... meatpacking companies prioritized profits and production over worker safety, continuing to employ practices that led to crowded facilities in which the virus spread easily. — U.S. House report
... meatpacking companies prioritized profits and production over worker safety, continuing to employ practices that led to crowded facilities in which the virus spread easily. — U.S. House report

What was the [meatpacking] industry's response — not to protect workers and mitigate the spread of COVID-19, not to separate workers 6 feet apart, which was the earlier guidance that came out in late February — but to just keep on going. — Debbie Berkowitz, Georgetown University's Kalmanovitz Initiative for Labor and the Working Poor
What was the [meatpacking] industry's response — not to protect workers and mitigate the spread of COVID-19, not to separate workers 6 feet apart, which was the earlier guidance that came out in late February — but to just keep on going. — Debbie Berkowitz, Georgetown University's Kalmanovitz Initiative for Labor and the Working Poor

At Least 59,000 Meat Workers Caught COVID, 269 Died
At least 59,000 meatpacking workers caught COVID-19 and 269 workers died when the virus tore through the industry last year, which is significantly more than previously thought, according to a new U.S. House report released Wednesday.

The meatpacking industry was one of the early epicenters of the coronavirus pandemic, with workers standing shoulder-to-shoulder along production lines. The U.S. House Select Subcommittee on the Coronavirus Crisis, which used internal documents from five of the biggest meatpacking companies for its report, said companies could have done more to protect their workers.

The new estimate of infections in the industry is nearly three times higher than the 22,400 that the United Food and Commercial Workers Union has said were infected. And the true number could be even higher because the companies' data didn't generally include coronavirus cases confirmed by outside testing or self-reported by employees.

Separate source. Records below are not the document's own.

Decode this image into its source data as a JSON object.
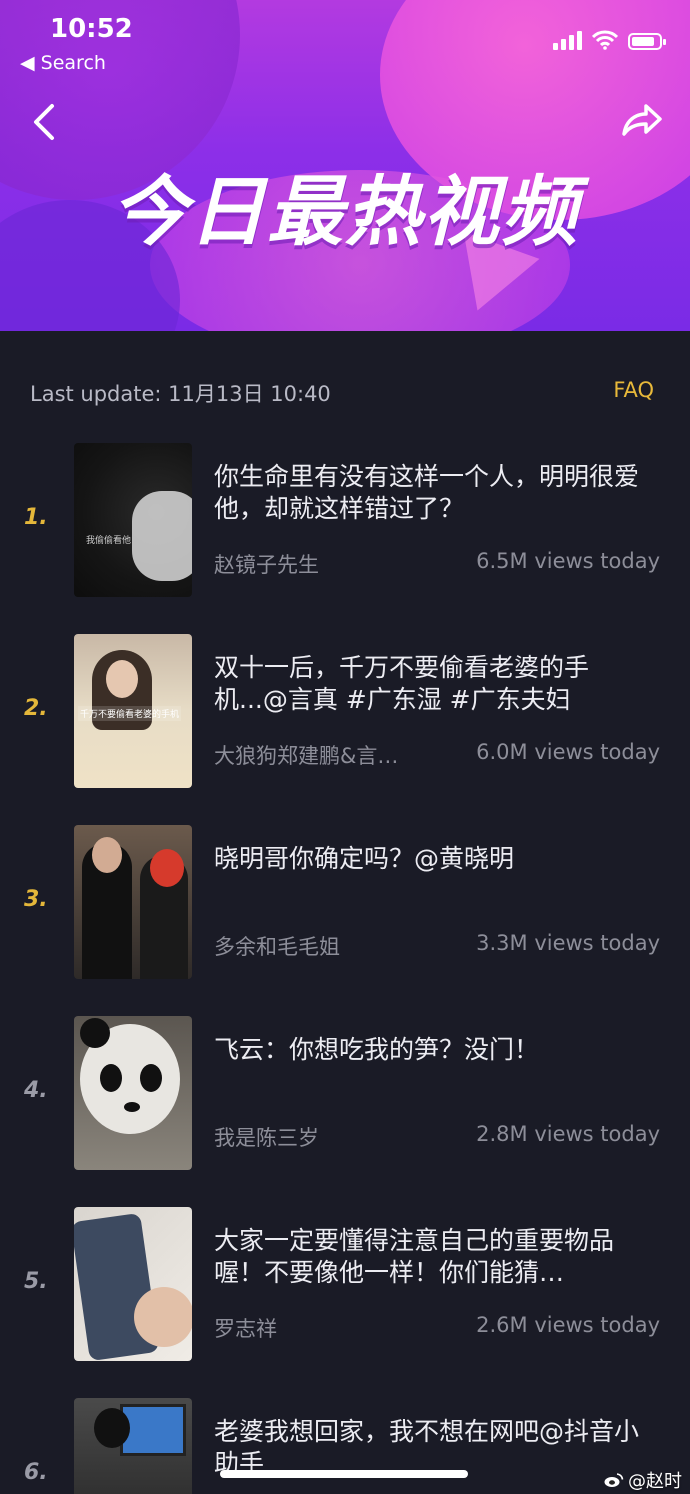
{
  "status_bar": {
    "time": "10:52",
    "back_label": "◀ Search"
  },
  "header": {
    "title": "今日最热视频",
    "back_icon": "chevron-left-icon",
    "share_icon": "share-arrow-icon"
  },
  "update": {
    "label": "Last update: 11月13日 10:40",
    "faq": "FAQ"
  },
  "items": [
    {
      "rank": "1.",
      "title": "你生命里有没有这样一个人，明明很爱他，却就这样错过了？",
      "author": "赵镜子先生",
      "views": "6.5M views today",
      "thumb_caption": "我偷偷看他"
    },
    {
      "rank": "2.",
      "title": "双十一后，千万不要偷看老婆的手机...@言真 #广东湿 #广东夫妇",
      "author": "大狼狗郑建鹏&言…",
      "views": "6.0M views today",
      "thumb_caption": "千万不要偷看老婆的手机"
    },
    {
      "rank": "3.",
      "title": "晓明哥你确定吗？@黄晓明",
      "author": "多余和毛毛姐",
      "views": "3.3M views today"
    },
    {
      "rank": "4.",
      "title": "飞云：你想吃我的笋？没门！",
      "author": "我是陈三岁",
      "views": "2.8M views today"
    },
    {
      "rank": "5.",
      "title": "大家一定要懂得注意自己的重要物品喔！不要像他一样！你们能猜…",
      "author": "罗志祥",
      "views": "2.6M views today"
    },
    {
      "rank": "6.",
      "title": "老婆我想回家，我不想在网吧@抖音小助手",
      "author": "",
      "views": ""
    }
  ],
  "colors": {
    "rank_top": "#e4b73a",
    "rank_other": "#9a9ba6",
    "faq": "#e8b93a",
    "background": "#1a1b26"
  },
  "watermark": "@赵时"
}
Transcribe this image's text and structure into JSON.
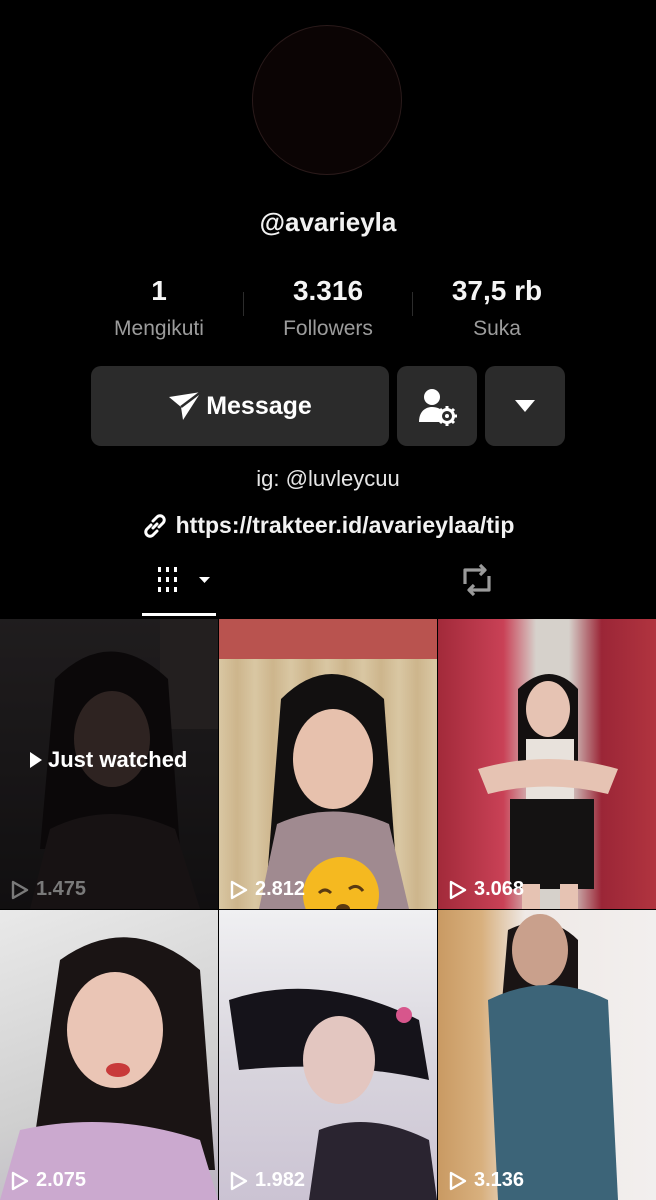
{
  "profile": {
    "username": "@avarieyla",
    "stats": [
      {
        "value": "1",
        "label": "Mengikuti"
      },
      {
        "value": "3.316",
        "label": "Followers"
      },
      {
        "value": "37,5 rb",
        "label": "Suka"
      }
    ],
    "message_label": "Message",
    "bio": "ig: @luvleycuu",
    "link": "https://trakteer.id/avarieylaa/tip"
  },
  "tabs": [
    {
      "icon": "videos-grid-icon",
      "selected": true
    },
    {
      "icon": "repost-icon",
      "selected": false
    }
  ],
  "videos": [
    {
      "views": "1.475",
      "badge": "Just watched",
      "dimmed": true
    },
    {
      "views": "2.812"
    },
    {
      "views": "3.068"
    },
    {
      "views": "2.075"
    },
    {
      "views": "1.982"
    },
    {
      "views": "3.136"
    }
  ],
  "colors": {
    "background": "#000000",
    "button": "#2b2b2b",
    "secondary_text": "#9c9c9c"
  }
}
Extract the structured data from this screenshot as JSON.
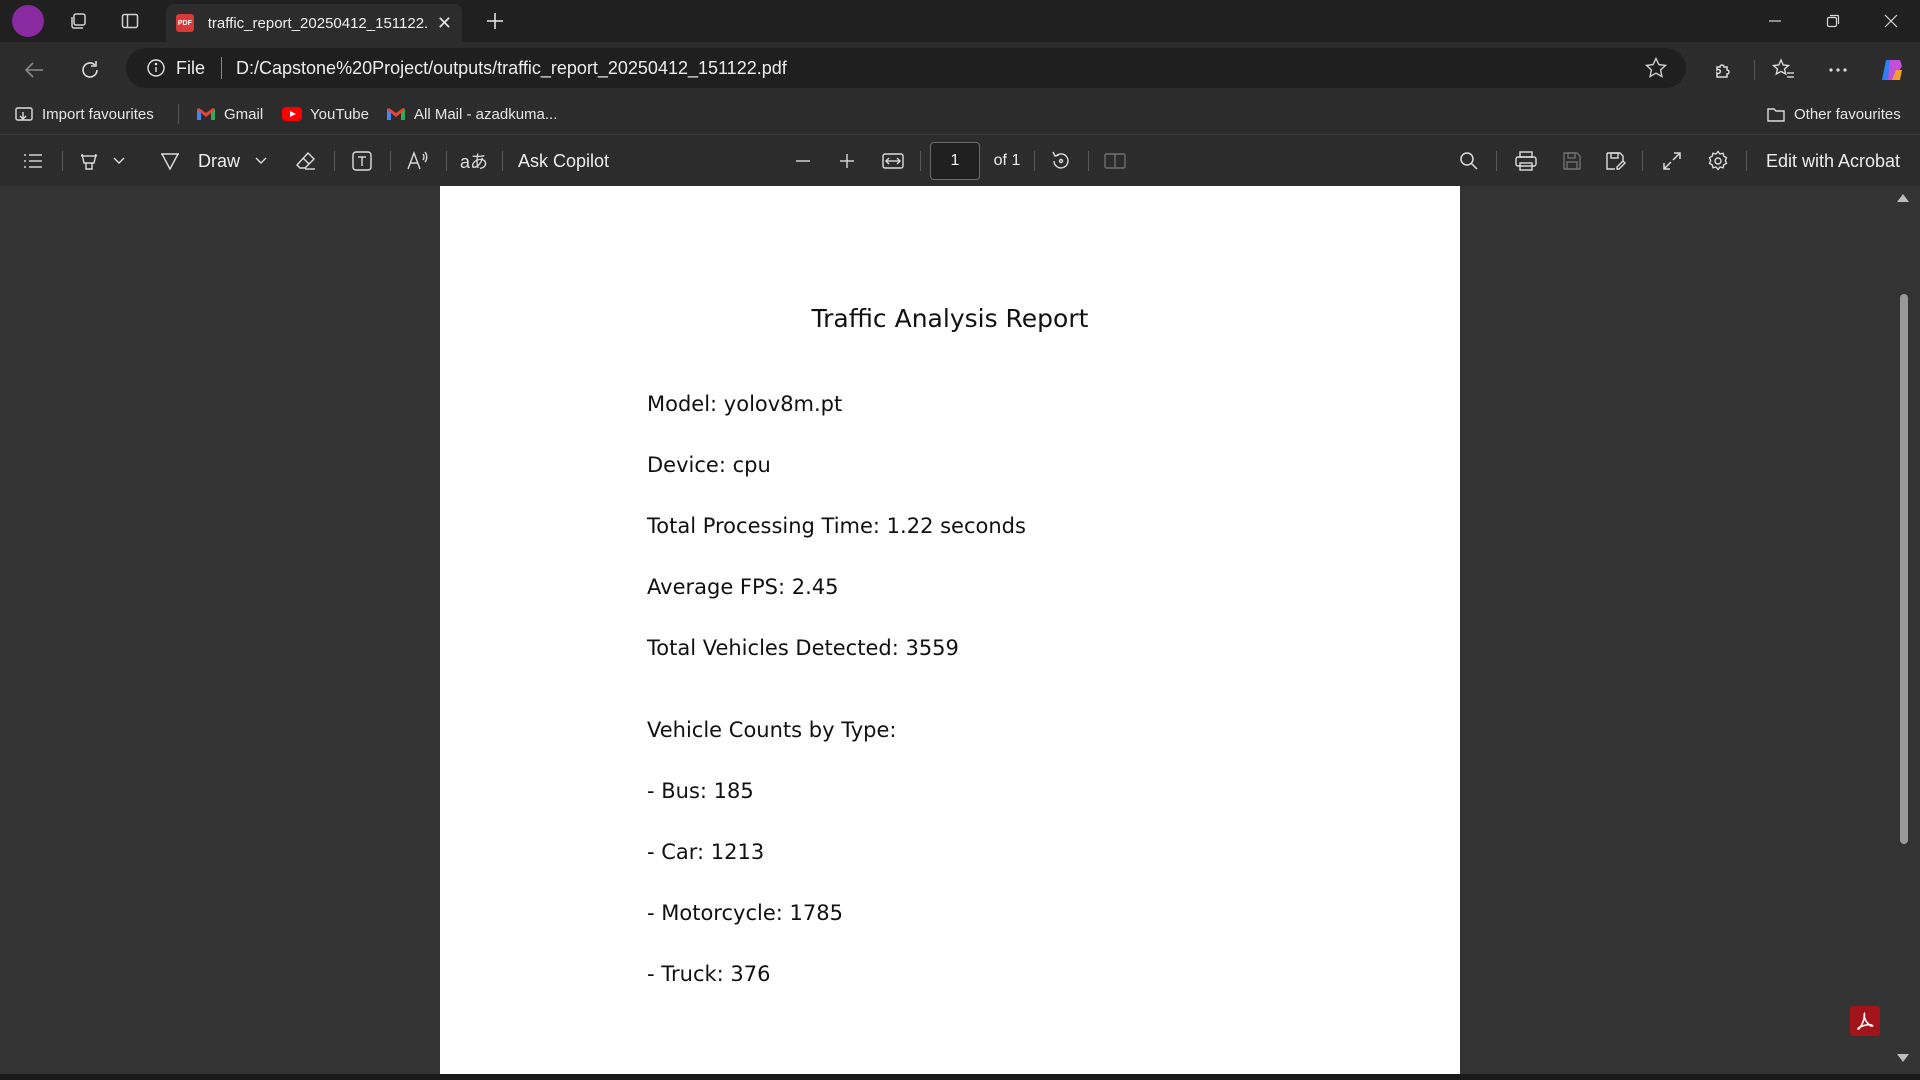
{
  "tab": {
    "title": "traffic_report_20250412_151122.pdf",
    "pdf_badge": "PDF"
  },
  "address": {
    "scheme_label": "File",
    "url": "D:/Capstone%20Project/outputs/traffic_report_20250412_151122.pdf"
  },
  "bookmarks": {
    "import": "Import favourites",
    "items": [
      "Gmail",
      "YouTube",
      "All Mail - azadkuma..."
    ],
    "other": "Other favourites"
  },
  "pdf_toolbar": {
    "draw_label": "Draw",
    "copilot_label": "Ask Copilot",
    "page_current": "1",
    "page_total": "of 1",
    "acrobat_label": "Edit with Acrobat"
  },
  "document": {
    "title": "Traffic Analysis Report",
    "lines": [
      "Model: yolov8m.pt",
      "Device: cpu",
      "Total Processing Time: 1.22 seconds",
      "Average FPS: 2.45",
      "Total Vehicles Detected: 3559",
      "Vehicle Counts by Type:",
      "- Bus: 185",
      "- Car: 1213",
      "- Motorcycle: 1785",
      "- Truck: 376"
    ]
  },
  "colors": {
    "profile": "#8a2aa0",
    "pdf_red": "#d83a3a",
    "acrobat_red": "#a3141a",
    "youtube_red": "#ff0000"
  }
}
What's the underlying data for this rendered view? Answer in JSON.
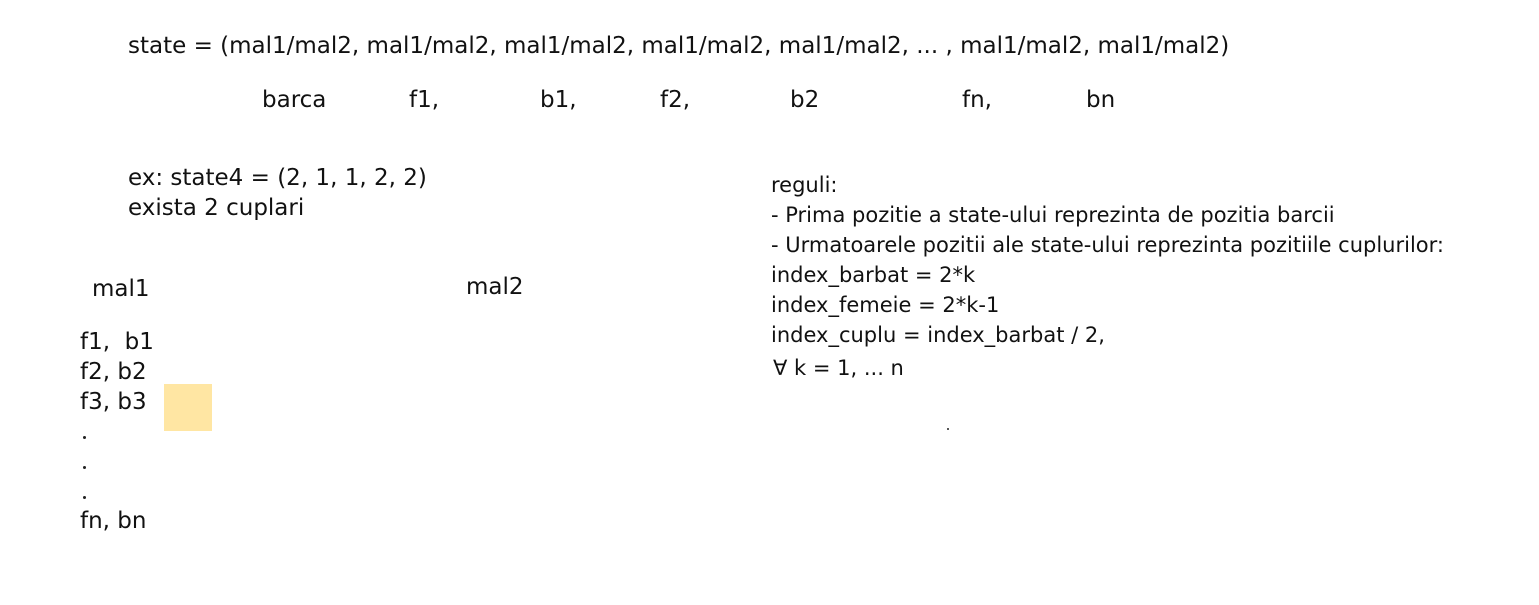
{
  "state_line": "state = (mal1/mal2, mal1/mal2, mal1/mal2, mal1/mal2, mal1/mal2, ... , mal1/mal2, mal1/mal2)",
  "position_labels": [
    "barca",
    "f1,",
    "b1,",
    "f2,",
    "b2",
    "fn,",
    "bn"
  ],
  "example": {
    "line1": "ex: state4 = (2, 1, 1, 2, 2)",
    "line2": "exista 2 cuplari"
  },
  "banks": {
    "left": "mal1",
    "right": "mal2"
  },
  "couples": [
    "f1,  b1",
    "f2, b2",
    "f3, b3",
    "fn, bn"
  ],
  "rules": {
    "title": "reguli:",
    "lines": [
      "- Prima pozitie a state-ului reprezinta de pozitia barcii",
      "- Urmatoarele pozitii ale state-ului reprezinta pozitiile cuplurilor:",
      "index_barbat = 2*k",
      "index_femeie = 2*k-1",
      "index_cuplu = index_barbat / 2,",
      "∀ k = 1, ... n"
    ]
  },
  "colors": {
    "sticky_note": "#ffe6a3",
    "ink": "#111111"
  }
}
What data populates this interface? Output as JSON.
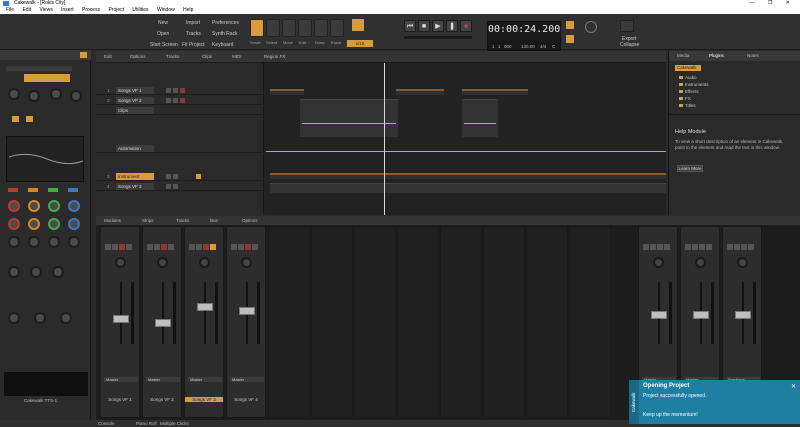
{
  "window": {
    "title": "Cakewalk - [Rokis City]",
    "controls": "— ❐ ✕"
  },
  "menu": [
    "File",
    "Edit",
    "Views",
    "Insert",
    "Process",
    "Project",
    "Utilities",
    "Window",
    "Help"
  ],
  "controlbar": {
    "buttons": [
      "New",
      "Import",
      "Preferences",
      "Open",
      "Tracks",
      "Synth Rack",
      "Start Screen",
      "Fit Project",
      "Keyboard"
    ],
    "tool_labels": [
      "Smart",
      "Select",
      "Move",
      "Edit",
      "Draw",
      "Erase"
    ],
    "snap_value": "1/16",
    "time": "00:00:24.200",
    "time_sub": [
      "1",
      "1",
      "000",
      "130.00",
      "4/4",
      "C"
    ],
    "right_labels": [
      "Export",
      "Collapse"
    ]
  },
  "inspector": {
    "bottom_label": "Cakewalk TTS-1"
  },
  "trackview": {
    "menus": [
      "Edit",
      "Options",
      "Tracks",
      "Clips",
      "MIDI",
      "Region FX"
    ],
    "tracks": [
      {
        "num": "1",
        "name": "Songs VF 1"
      },
      {
        "num": "2",
        "name": "Songs VF 2"
      },
      {
        "num": "",
        "name": "Clips"
      },
      {
        "num": "",
        "name": "Automation"
      },
      {
        "num": "3",
        "name": "Instrument"
      },
      {
        "num": "4",
        "name": "Songs VF 3"
      }
    ]
  },
  "browser": {
    "tabs": [
      "Media",
      "Plugins",
      "Notes"
    ],
    "search_value": "Cakewalk",
    "folders": [
      "Audio",
      "Instruments",
      "Effects",
      "FX",
      "Titles"
    ],
    "help_title": "Help Module",
    "help_text": "To view a short description of an element in Cakewalk, point to the element and read the text in this window.",
    "help_button": "Learn More"
  },
  "console": {
    "tabs": [
      "Modules",
      "Strips",
      "Tracks",
      "Bus",
      "Options"
    ],
    "strips": [
      {
        "name": "Songs VF 1",
        "out": "Master"
      },
      {
        "name": "Songs VF 2",
        "out": "Master"
      },
      {
        "name": "Songs VF 3",
        "out": "Master"
      },
      {
        "name": "Songs VF 4",
        "out": "Master"
      },
      {
        "name": "Preview",
        "out": "Master"
      },
      {
        "name": "Metronome",
        "out": "Master"
      },
      {
        "name": "Master",
        "out": "Speakers"
      }
    ]
  },
  "statusbar": [
    "Console",
    "Piano Roll",
    "Multiple Clicks"
  ],
  "toast": {
    "brand": "Cakewalk",
    "title": "Opening Project",
    "message": "Project successfully opened.",
    "sub": "Keep up the momentum!"
  }
}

At the height of the outbreaks in spring last year, U.S. meatpacking production fell to about 60% of normal levels as several major plants were forced to temporarily close for deep cleaning and safety upgrades or operated at slower speeds because of worker shortages. The report said companies were slow to take protective steps such as checking employee temperatures, distributing protective equipment and installing barriers between work stations.

"Instead of addressing the clear indications that workers were contracting the coronavirus at alarming rates due to conditions in meatpacking facilities, meatpacking companies prioritized profits and production over worker safety, continuing to employ practices that led to crowded facilities in which the virus spread easily," the report said.

... The report said internal documents show Smithfield aggressively pushed back against government safety recommendations after experts from the Centers for Disease Control and Prevention inspected its pork plant in Sioux Falls, South Dakota — the site of a major outbreak. A few days earlier, Smithfield's CEO emphasized the severity of the problem when he told the CEO of National Beef in an email that "Employees are afraid to come to work."


Debbie Berkowitz, with Georgetown University's Kalmanovitz Initiative for Labor and the Working Poor, said the industry was slow to respond and federal regulators didn't force them to act.

"When the pandemic hit, of course it was going to hit meatpacking plants really hard and really fast," said Berkowitz, who was scheduled to testify at a House hearing on the report Wednesday. "What was the industry's response — not to protect workers and mitigate the spread of COVID-19, not to separate workers 6 feet apart, which was the earlier guidance that came out in late February — but to just keep on going."
Read the full article: https://www.medscape.com/viewarticle/961725